**Work instructions:**
Your answer should be the records, restated word for word.

**Extracted entries:**

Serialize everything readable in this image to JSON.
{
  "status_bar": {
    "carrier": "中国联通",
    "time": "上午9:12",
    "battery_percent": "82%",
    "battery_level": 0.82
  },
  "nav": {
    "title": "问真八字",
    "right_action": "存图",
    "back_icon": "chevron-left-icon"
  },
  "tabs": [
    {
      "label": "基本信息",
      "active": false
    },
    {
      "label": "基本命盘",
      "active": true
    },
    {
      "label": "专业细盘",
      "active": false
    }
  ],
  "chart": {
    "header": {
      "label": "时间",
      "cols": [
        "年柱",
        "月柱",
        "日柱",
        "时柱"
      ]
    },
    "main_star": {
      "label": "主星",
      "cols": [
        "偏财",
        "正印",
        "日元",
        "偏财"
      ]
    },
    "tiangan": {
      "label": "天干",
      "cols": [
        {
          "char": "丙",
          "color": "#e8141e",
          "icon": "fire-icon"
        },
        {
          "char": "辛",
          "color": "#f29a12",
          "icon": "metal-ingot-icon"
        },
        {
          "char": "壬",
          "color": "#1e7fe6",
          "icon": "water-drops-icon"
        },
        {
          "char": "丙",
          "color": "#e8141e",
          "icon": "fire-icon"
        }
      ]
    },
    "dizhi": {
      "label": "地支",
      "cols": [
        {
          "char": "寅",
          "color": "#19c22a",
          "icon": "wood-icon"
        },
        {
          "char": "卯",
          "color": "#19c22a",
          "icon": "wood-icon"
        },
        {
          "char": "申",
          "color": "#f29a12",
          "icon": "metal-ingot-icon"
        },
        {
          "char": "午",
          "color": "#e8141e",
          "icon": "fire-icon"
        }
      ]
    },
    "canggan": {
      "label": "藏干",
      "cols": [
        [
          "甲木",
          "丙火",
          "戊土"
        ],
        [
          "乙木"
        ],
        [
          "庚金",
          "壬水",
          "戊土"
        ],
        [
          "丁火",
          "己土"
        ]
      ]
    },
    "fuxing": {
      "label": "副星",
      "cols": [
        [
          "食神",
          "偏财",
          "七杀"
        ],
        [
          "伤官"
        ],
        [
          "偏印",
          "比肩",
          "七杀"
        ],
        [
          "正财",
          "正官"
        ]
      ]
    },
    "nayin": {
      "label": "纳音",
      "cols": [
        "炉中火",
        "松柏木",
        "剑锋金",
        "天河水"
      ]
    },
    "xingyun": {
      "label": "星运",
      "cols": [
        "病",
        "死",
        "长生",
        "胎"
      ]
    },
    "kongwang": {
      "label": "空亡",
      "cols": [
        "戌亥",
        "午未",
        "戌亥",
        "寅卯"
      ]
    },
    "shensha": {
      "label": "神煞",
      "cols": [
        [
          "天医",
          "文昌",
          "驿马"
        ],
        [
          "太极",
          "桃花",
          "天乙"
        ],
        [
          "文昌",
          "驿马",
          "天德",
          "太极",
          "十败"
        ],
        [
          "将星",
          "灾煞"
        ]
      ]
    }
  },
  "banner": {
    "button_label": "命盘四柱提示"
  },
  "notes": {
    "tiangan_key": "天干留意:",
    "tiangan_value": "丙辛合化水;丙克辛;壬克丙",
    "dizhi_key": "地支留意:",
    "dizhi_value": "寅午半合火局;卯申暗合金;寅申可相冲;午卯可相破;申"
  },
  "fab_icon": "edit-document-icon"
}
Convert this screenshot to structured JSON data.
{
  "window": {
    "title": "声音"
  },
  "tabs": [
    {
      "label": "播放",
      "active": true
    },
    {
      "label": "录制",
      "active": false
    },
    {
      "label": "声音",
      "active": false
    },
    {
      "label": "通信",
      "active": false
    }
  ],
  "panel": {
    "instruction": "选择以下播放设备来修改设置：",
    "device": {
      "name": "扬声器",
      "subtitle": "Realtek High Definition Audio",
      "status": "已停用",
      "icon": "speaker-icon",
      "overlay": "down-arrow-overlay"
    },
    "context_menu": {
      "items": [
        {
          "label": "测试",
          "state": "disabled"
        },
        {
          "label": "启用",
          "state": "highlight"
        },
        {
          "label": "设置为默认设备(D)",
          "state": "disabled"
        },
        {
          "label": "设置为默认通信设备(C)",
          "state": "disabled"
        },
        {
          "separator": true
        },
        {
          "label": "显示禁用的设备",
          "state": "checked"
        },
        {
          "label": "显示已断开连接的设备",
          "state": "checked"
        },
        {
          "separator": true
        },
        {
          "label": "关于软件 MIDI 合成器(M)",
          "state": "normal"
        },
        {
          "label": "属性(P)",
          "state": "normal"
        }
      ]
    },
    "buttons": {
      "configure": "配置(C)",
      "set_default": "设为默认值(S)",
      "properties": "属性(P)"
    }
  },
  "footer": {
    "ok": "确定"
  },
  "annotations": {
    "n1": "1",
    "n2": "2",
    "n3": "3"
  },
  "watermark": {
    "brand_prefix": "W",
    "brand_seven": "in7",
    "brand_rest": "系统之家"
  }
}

**Finished task:**
Serialize everything readable in this image to JSON.
{
  "status_bar": {
    "carrier": "中国联通",
    "time": "上午9:12",
    "battery_percent": "82%",
    "battery_level": 0.82
  },
  "nav": {
    "title": "问真八字",
    "right_action": "存图",
    "back_icon": "chevron-left-icon"
  },
  "tabs": [
    {
      "label": "基本信息",
      "active": false
    },
    {
      "label": "基本命盘",
      "active": true
    },
    {
      "label": "专业细盘",
      "active": false
    }
  ],
  "chart": {
    "header": {
      "label": "时间",
      "cols": [
        "年柱",
        "月柱",
        "日柱",
        "时柱"
      ]
    },
    "main_star": {
      "label": "主星",
      "cols": [
        "偏财",
        "正印",
        "日元",
        "偏财"
      ]
    },
    "tiangan": {
      "label": "天干",
      "cols": [
        {
          "char": "丙",
          "color": "#e8141e",
          "icon": "fire-icon"
        },
        {
          "char": "辛",
          "color": "#f29a12",
          "icon": "metal-ingot-icon"
        },
        {
          "char": "壬",
          "color": "#1e7fe6",
          "icon": "water-drops-icon"
        },
        {
          "char": "丙",
          "color": "#e8141e",
          "icon": "fire-icon"
        }
      ]
    },
    "dizhi": {
      "label": "地支",
      "cols": [
        {
          "char": "寅",
          "color": "#19c22a",
          "icon": "wood-icon"
        },
        {
          "char": "卯",
          "color": "#19c22a",
          "icon": "wood-icon"
        },
        {
          "char": "申",
          "color": "#f29a12",
          "icon": "metal-ingot-icon"
        },
        {
          "char": "午",
          "color": "#e8141e",
          "icon": "fire-icon"
        }
      ]
    },
    "canggan": {
      "label": "藏干",
      "cols": [
        [
          "甲木",
          "丙火",
          "戊土"
        ],
        [
          "乙木"
        ],
        [
          "庚金",
          "壬水",
          "戊土"
        ],
        [
          "丁火",
          "己土"
        ]
      ]
    },
    "fuxing": {
      "label": "副星",
      "cols": [
        [
          "食神",
          "偏财",
          "七杀"
        ],
        [
          "伤官"
        ],
        [
          "偏印",
          "比肩",
          "七杀"
        ],
        [
          "正财",
          "正官"
        ]
      ]
    },
    "nayin": {
      "label": "纳音",
      "cols": [
        "炉中火",
        "松柏木",
        "剑锋金",
        "天河水"
      ]
    },
    "xingyun": {
      "label": "星运",
      "cols": [
        "病",
        "死",
        "长生",
        "胎"
      ]
    },
    "kongwang": {
      "label": "空亡",
      "cols": [
        "戌亥",
        "午未",
        "戌亥",
        "寅卯"
      ]
    },
    "shensha": {
      "label": "神煞",
      "cols": [
        [
          "天医",
          "文昌",
          "驿马"
        ],
        [
          "太极",
          "桃花",
          "天乙"
        ],
        [
          "文昌",
          "驿马",
          "天德",
          "太极",
          "十败"
        ],
        [
          "将星",
          "灾煞"
        ]
      ]
    }
  },
  "banner": {
    "button_label": "命盘四柱提示"
  },
  "notes": {
    "tiangan_key": "天干留意:",
    "tiangan_value": "丙辛合化水;丙克辛;壬克丙",
    "dizhi_key": "地支留意:",
    "dizhi_value": "寅午半合火局;卯申暗合金;寅申可相冲;午卯可相破;申"
  },
  "fab_icon": "edit-document-icon"
}
Convert this screenshot to structured JSON data.
{
  "window": {
    "title": "声音"
  },
  "tabs": [
    {
      "label": "播放",
      "active": true
    },
    {
      "label": "录制",
      "active": false
    },
    {
      "label": "声音",
      "active": false
    },
    {
      "label": "通信",
      "active": false
    }
  ],
  "panel": {
    "instruction": "选择以下播放设备来修改设置：",
    "device": {
      "name": "扬声器",
      "subtitle": "Realtek High Definition Audio",
      "status": "已停用",
      "icon": "speaker-icon",
      "overlay": "down-arrow-overlay"
    },
    "context_menu": {
      "items": [
        {
          "label": "测试",
          "state": "disabled"
        },
        {
          "label": "启用",
          "state": "highlight"
        },
        {
          "label": "设置为默认设备(D)",
          "state": "disabled"
        },
        {
          "label": "设置为默认通信设备(C)",
          "state": "disabled"
        },
        {
          "separator": true
        },
        {
          "label": "显示禁用的设备",
          "state": "checked"
        },
        {
          "label": "显示已断开连接的设备",
          "state": "checked"
        },
        {
          "separator": true
        },
        {
          "label": "关于软件 MIDI 合成器(M)",
          "state": "normal"
        },
        {
          "label": "属性(P)",
          "state": "normal"
        }
      ]
    },
    "buttons": {
      "configure": "配置(C)",
      "set_default": "设为默认值(S)",
      "properties": "属性(P)"
    }
  },
  "footer": {
    "ok": "确定"
  },
  "annotations": {
    "n1": "1",
    "n2": "2",
    "n3": "3"
  },
  "watermark": {
    "brand_prefix": "W",
    "brand_seven": "in7",
    "brand_rest": "系统之家"
  }
}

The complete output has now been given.